Feargal Sharkey – A Good Heart.mp3
I forgive Feargal Sharkey a lot for having been an Undertone, even this unworthy #1 hit. Actually, it’s quite a sweet song, but not as nearly good as the soulful “Loving You” from earlier that year (reaching only #26). Around the time “A Good Heart” was a hit, one of my three flatmates, David, took me out clubbing. We went to Golders Green where his friend Camilla lived, so that we could drive to Charing Cross in her car. As we were ready to leave, the backdoors opened, and on both sides two black chicks got in, one pretty, the other quite ugly. They said “hello”. Their voices were deep. So the nickname Camp David was not a reference to the US president’s holiday home. The plan obviously was to take straight dude to a gay club, flanked by crossdressers.

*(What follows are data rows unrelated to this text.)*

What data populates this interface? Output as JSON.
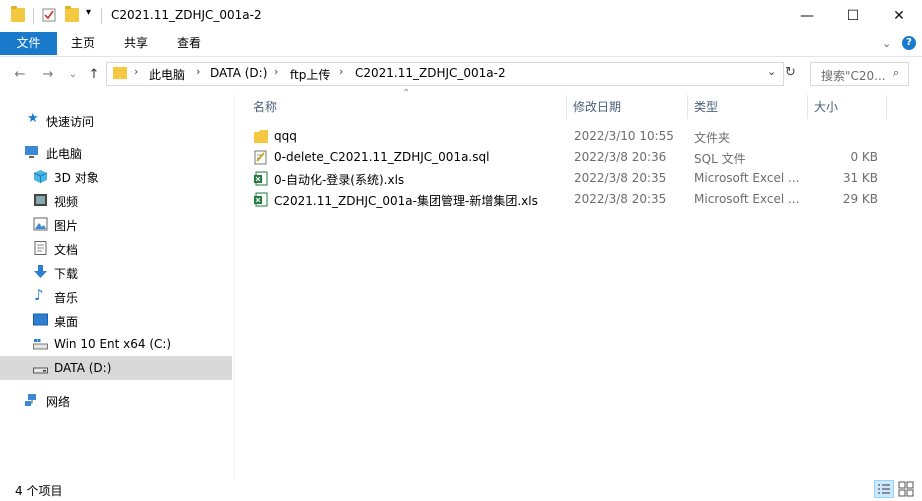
{
  "window": {
    "title": "C2021.11_ZDHJC_001a-2",
    "minimize": "—",
    "maximize": "☐",
    "close": "✕"
  },
  "ribbon": {
    "tabs": [
      "文件",
      "主页",
      "共享",
      "查看"
    ]
  },
  "address": {
    "crumbs": [
      "此电脑",
      "DATA (D:)",
      "ftp上传",
      "C2021.11_ZDHJC_001a-2"
    ]
  },
  "search": {
    "placeholder": "搜索\"C20..."
  },
  "nav": {
    "items": [
      {
        "label": "快速访问",
        "icon": "star-icon"
      },
      {
        "label": "此电脑",
        "icon": "computer-icon"
      },
      {
        "label": "3D 对象",
        "icon": "cube-icon"
      },
      {
        "label": "视频",
        "icon": "video-icon"
      },
      {
        "label": "图片",
        "icon": "picture-icon"
      },
      {
        "label": "文档",
        "icon": "document-icon"
      },
      {
        "label": "下载",
        "icon": "download-icon"
      },
      {
        "label": "音乐",
        "icon": "music-icon"
      },
      {
        "label": "桌面",
        "icon": "desktop-icon"
      },
      {
        "label": "Win 10 Ent x64 (C:)",
        "icon": "drive-c-icon"
      },
      {
        "label": "DATA (D:)",
        "icon": "drive-d-icon"
      },
      {
        "label": "网络",
        "icon": "network-icon"
      }
    ]
  },
  "columns": {
    "name": "名称",
    "date": "修改日期",
    "type": "类型",
    "size": "大小"
  },
  "files": [
    {
      "name": "qqq",
      "date": "2022/3/10 10:55",
      "type": "文件夹",
      "size": "",
      "icon": "folder-icon"
    },
    {
      "name": "0-delete_C2021.11_ZDHJC_001a.sql",
      "date": "2022/3/8 20:36",
      "type": "SQL 文件",
      "size": "0 KB",
      "icon": "sql-file-icon"
    },
    {
      "name": "0-自动化-登录(系统).xls",
      "date": "2022/3/8 20:35",
      "type": "Microsoft Excel ...",
      "size": "31 KB",
      "icon": "excel-file-icon"
    },
    {
      "name": "C2021.11_ZDHJC_001a-集团管理-新增集团.xls",
      "date": "2022/3/8 20:35",
      "type": "Microsoft Excel ...",
      "size": "29 KB",
      "icon": "excel-file-icon"
    }
  ],
  "status": {
    "count": "4 个项目"
  },
  "colors": {
    "accent": "#1979ca",
    "folder": "#f5c842",
    "selection": "#d9d9d9",
    "header_text": "#4c607a"
  }
}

And so we ended up at Heaven. Initially I was nervous, but once inside I relaxed. It was a liberating experience to be clubbing without invoking the “How Soon Is Now” scenario of not having scored. I was very flattered when I was approached by guys wanting to buy me a drink. I declined but rather enjoyed the notion that here was a club where I could pull, if only I was gay….

The Waterboys – The Whole Of The Moon.mp3

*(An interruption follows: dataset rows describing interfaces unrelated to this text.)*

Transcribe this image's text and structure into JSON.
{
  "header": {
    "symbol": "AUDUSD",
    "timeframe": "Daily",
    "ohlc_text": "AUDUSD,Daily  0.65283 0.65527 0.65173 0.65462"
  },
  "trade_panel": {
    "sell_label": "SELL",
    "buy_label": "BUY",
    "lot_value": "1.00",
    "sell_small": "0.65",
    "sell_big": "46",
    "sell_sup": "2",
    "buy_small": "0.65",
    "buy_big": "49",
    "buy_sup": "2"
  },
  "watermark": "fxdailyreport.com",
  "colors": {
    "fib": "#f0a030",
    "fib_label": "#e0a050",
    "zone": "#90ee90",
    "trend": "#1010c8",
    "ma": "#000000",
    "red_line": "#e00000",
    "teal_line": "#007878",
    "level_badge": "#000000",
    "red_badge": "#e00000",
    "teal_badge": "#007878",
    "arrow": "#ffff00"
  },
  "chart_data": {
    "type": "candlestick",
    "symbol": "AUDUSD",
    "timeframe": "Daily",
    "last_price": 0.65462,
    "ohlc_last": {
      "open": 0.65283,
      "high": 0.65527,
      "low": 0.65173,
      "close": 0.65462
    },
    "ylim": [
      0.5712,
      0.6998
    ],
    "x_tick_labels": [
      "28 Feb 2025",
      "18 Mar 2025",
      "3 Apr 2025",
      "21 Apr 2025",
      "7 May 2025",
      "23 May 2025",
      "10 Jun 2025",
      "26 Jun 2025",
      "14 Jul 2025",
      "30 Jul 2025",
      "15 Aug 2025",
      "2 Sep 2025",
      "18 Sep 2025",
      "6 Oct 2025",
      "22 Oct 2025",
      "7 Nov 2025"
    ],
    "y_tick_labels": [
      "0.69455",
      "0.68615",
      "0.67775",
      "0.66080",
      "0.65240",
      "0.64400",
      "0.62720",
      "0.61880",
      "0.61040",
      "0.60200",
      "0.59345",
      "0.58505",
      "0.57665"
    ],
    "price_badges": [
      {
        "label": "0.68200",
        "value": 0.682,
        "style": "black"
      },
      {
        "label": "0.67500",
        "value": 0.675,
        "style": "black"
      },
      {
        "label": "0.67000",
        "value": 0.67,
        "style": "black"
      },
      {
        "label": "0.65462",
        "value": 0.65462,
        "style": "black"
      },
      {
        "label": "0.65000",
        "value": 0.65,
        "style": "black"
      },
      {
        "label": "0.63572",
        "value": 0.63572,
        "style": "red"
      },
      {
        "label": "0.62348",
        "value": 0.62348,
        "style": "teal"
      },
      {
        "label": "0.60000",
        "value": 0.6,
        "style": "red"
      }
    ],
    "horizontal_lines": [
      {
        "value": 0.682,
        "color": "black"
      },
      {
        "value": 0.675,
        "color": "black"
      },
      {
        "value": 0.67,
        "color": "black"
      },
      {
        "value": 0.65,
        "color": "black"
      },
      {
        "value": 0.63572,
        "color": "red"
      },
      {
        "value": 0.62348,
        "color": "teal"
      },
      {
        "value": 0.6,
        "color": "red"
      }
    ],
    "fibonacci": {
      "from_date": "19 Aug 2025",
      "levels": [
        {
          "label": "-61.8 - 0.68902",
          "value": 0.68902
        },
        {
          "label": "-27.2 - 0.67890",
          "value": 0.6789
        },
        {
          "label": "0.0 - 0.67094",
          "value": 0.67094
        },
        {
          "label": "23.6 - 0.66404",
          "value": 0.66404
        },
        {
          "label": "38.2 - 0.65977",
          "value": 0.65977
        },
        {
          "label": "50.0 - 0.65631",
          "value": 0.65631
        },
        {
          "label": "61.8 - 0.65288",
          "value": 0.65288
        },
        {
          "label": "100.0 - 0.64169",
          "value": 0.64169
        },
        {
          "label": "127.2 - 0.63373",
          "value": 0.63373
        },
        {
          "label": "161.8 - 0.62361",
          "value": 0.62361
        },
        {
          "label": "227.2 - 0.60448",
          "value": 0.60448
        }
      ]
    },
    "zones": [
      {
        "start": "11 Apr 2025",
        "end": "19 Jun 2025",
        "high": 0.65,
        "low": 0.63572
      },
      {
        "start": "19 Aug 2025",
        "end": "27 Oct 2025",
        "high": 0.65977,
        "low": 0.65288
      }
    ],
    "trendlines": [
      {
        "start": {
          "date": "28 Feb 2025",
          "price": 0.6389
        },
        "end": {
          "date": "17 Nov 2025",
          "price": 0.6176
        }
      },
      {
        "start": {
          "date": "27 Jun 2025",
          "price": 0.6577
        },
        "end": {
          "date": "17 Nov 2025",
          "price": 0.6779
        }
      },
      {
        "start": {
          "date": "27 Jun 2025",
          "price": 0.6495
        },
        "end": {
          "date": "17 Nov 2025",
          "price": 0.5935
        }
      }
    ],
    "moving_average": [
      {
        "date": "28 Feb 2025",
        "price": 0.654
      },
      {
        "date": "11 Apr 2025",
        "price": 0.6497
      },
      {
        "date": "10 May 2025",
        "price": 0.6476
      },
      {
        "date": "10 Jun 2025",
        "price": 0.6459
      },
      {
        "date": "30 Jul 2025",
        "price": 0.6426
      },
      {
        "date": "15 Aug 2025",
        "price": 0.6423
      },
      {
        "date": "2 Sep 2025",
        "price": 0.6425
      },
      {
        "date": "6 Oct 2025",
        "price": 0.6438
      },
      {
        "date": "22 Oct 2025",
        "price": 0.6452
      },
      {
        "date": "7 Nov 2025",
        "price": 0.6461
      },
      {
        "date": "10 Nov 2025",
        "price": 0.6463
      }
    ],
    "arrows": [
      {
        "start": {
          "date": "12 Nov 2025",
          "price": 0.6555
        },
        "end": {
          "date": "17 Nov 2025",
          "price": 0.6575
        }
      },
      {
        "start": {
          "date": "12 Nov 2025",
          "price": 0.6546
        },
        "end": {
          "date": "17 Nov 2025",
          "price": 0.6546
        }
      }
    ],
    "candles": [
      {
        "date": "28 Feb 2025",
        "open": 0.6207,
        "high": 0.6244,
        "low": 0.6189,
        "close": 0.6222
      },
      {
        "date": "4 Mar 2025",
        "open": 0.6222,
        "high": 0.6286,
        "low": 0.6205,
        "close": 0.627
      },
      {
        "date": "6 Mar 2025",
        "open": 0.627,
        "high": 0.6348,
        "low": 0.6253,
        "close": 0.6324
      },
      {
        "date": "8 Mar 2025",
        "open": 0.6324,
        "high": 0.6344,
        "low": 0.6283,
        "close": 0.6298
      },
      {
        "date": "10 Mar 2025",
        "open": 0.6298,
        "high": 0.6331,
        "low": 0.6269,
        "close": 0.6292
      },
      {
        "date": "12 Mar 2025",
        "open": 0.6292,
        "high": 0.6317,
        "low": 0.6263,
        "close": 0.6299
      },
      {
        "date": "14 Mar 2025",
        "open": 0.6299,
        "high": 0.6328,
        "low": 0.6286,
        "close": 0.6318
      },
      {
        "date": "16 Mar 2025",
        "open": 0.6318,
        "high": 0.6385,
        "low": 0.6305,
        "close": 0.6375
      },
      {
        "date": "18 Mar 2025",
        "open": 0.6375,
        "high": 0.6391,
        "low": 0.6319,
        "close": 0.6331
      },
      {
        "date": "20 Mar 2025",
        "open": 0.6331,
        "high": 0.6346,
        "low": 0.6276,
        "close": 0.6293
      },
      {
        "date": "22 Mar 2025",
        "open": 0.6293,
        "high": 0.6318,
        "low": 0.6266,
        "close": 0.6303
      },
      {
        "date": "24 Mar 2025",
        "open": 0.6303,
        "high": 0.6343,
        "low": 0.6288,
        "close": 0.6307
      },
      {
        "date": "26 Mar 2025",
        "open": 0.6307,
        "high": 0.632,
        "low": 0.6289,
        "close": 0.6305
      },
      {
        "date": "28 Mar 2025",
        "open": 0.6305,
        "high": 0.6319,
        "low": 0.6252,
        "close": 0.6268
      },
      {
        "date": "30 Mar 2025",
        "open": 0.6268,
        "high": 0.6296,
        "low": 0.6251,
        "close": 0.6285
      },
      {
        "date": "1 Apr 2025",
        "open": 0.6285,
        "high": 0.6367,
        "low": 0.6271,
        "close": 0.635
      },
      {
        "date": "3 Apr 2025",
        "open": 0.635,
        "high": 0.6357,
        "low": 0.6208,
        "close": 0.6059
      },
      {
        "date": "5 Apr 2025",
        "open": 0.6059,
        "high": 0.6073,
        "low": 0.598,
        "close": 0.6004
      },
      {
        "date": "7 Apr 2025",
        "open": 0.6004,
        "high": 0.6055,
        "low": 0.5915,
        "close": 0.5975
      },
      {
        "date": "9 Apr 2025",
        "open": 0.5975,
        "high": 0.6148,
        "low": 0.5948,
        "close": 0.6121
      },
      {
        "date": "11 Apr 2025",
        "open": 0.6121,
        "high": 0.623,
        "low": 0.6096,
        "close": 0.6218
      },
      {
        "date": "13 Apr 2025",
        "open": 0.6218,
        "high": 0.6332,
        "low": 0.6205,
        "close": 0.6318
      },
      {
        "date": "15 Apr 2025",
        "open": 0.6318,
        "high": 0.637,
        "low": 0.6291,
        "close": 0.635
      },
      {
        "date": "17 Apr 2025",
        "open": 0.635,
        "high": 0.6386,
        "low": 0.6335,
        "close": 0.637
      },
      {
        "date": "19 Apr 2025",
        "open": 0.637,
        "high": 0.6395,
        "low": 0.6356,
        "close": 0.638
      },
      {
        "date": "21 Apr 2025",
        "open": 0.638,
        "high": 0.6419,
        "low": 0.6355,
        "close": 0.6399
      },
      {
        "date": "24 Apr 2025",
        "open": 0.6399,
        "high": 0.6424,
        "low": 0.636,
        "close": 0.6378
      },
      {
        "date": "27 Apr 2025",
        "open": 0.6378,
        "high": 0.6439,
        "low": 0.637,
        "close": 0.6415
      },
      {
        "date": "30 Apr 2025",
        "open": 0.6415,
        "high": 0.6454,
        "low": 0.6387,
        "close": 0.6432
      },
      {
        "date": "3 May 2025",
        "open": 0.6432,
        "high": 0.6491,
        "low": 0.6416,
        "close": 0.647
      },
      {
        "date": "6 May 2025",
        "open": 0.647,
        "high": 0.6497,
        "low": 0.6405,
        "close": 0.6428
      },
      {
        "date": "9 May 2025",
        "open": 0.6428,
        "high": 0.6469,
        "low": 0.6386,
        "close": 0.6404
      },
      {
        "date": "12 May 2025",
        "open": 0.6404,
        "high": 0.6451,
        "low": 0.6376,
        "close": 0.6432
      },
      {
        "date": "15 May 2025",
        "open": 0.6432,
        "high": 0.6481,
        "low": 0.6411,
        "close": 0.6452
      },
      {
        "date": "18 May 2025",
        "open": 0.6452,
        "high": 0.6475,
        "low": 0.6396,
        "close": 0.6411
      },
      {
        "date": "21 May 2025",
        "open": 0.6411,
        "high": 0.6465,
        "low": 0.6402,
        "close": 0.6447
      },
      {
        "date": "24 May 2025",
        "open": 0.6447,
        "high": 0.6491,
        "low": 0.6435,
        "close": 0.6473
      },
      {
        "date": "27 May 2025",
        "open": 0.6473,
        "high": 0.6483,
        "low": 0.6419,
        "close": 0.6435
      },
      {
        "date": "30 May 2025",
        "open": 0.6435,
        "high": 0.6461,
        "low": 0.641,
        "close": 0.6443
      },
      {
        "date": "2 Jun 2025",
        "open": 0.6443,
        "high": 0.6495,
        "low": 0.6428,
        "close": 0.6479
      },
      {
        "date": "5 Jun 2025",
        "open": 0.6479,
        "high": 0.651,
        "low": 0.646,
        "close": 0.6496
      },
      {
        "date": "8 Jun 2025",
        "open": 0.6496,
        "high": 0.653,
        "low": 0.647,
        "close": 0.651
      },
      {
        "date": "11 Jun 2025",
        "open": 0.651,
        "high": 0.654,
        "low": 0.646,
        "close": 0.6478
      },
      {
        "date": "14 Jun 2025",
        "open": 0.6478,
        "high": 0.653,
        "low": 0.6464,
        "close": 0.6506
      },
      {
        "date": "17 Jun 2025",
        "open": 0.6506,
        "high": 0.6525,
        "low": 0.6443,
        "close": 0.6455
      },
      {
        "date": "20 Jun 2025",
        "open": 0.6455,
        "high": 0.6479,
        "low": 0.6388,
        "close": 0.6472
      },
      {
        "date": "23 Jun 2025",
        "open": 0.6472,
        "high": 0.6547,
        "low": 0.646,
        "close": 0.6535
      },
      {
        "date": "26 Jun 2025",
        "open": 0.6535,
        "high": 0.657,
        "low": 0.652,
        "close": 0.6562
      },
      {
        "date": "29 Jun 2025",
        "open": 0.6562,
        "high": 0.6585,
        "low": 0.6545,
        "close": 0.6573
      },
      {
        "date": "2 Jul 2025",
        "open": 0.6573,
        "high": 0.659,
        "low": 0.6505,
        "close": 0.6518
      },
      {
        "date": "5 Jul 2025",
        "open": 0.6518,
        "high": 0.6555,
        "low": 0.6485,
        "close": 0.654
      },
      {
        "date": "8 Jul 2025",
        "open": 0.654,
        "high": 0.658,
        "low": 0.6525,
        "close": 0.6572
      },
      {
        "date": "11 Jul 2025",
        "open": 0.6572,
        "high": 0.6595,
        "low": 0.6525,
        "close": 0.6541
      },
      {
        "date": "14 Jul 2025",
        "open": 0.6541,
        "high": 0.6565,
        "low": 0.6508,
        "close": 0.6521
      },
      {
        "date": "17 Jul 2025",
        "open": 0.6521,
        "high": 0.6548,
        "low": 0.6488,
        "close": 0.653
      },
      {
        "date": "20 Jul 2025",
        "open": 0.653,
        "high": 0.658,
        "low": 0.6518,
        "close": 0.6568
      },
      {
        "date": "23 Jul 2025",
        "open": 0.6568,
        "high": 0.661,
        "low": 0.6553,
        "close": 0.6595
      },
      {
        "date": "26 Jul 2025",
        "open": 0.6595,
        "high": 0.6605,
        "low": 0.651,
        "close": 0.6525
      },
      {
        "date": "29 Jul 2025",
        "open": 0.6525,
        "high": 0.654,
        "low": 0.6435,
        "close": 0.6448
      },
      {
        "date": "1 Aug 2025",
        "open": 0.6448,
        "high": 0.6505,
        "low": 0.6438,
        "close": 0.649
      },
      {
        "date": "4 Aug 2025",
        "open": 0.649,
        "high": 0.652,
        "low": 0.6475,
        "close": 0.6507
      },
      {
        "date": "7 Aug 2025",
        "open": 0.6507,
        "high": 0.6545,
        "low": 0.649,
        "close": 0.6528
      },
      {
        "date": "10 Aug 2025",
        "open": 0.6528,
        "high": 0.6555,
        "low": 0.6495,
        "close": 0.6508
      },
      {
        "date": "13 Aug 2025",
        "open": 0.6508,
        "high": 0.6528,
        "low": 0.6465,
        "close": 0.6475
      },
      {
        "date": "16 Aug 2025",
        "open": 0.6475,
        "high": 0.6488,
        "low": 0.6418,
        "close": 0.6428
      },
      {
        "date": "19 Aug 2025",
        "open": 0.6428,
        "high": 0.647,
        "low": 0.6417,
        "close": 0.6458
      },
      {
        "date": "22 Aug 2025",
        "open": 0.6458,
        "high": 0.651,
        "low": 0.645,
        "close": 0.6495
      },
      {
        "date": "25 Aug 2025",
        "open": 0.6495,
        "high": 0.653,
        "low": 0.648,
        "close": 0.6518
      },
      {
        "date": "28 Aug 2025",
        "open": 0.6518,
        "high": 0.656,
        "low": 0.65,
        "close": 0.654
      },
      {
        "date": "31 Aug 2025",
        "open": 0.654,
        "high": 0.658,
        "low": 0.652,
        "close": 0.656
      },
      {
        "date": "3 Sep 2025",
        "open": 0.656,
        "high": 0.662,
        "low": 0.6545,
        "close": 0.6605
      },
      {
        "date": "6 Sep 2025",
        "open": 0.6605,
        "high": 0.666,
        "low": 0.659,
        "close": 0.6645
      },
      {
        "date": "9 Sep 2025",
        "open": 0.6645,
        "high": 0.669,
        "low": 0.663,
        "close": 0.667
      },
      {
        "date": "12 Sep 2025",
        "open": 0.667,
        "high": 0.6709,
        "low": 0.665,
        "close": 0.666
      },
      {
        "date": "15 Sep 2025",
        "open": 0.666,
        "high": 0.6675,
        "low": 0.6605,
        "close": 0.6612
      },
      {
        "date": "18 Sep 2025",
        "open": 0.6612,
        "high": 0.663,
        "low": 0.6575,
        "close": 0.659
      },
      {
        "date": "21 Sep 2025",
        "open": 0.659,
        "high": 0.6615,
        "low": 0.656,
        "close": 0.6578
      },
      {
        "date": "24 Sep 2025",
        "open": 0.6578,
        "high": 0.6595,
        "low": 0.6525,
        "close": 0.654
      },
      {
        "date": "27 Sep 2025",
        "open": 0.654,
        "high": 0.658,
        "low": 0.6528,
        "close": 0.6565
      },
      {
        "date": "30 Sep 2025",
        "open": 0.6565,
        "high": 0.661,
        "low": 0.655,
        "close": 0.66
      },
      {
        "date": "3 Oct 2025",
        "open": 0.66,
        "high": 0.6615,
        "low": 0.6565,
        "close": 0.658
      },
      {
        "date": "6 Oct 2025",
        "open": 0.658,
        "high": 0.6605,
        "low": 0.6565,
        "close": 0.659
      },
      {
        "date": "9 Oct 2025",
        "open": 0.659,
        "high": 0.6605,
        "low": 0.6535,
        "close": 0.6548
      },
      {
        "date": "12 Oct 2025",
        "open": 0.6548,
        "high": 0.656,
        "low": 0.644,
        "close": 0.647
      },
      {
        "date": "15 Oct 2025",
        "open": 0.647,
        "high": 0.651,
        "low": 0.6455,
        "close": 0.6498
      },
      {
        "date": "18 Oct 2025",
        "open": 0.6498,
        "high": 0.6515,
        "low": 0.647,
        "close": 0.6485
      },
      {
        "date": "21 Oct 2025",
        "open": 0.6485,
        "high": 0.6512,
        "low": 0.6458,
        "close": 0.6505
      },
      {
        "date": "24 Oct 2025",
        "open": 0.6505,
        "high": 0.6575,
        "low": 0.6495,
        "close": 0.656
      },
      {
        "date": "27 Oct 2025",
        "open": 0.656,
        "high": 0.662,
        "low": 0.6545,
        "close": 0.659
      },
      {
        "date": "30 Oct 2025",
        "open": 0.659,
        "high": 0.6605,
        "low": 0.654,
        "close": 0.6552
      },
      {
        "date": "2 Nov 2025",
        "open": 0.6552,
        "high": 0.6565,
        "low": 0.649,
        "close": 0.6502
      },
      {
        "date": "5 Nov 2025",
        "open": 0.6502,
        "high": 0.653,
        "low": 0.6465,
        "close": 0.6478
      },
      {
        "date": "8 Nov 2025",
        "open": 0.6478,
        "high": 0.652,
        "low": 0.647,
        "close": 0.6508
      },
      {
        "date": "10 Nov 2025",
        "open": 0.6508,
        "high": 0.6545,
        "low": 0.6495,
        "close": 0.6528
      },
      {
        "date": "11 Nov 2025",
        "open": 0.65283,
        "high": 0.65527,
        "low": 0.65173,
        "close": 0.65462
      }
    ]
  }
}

More evidence that the British record-buying public have always been idiots. This work of utter genius (about an utter genius) reached only #26 in the charts. At the same time, Paul McCartney’s Frog Chorus was making a run on the top 10, and the same sort of imbeciles who propelled the unspeakable Jennifer Rush to the top of the charts in June were now buying Elton John’s revolting “Nikita” instead of “The Whole Of The Moon”. Grrrr…

U2 – Bad (live).mp3
My all-time favourite U2 song, which provided one of the few musical and dramatic highlights at Live Aid (remember a mulletted Bono dragging the girl from the crowd for a dance. I bet she was terrified that she’d have to screw the chief roadie later for the privilege. She certainly did look petrified). At the concerts in June, Bono would ad lib some lines from “Do They Know It’s Christmas” during the performance of “Bad”. Except he’d sing “do they know that springtime is coming”. There is no springtime anywhere in June, Bono. Even metaphorically, Band Aid was hardly going to create a symbolic springtime for the starving Ethiopians, just a bit of relief. This proves that Bono was a self-important idiot even in his pre-shades years. Nonetheless, “Bad” is a great song, and he doesn’t do that Band Aid shit on this fine performance from the Wide Awake In America EP, which was released in the US for no good reason whatsoever in 1985. (Below, my pic of Bono at Torhout. Even from far away, you can make out his horrid mullet).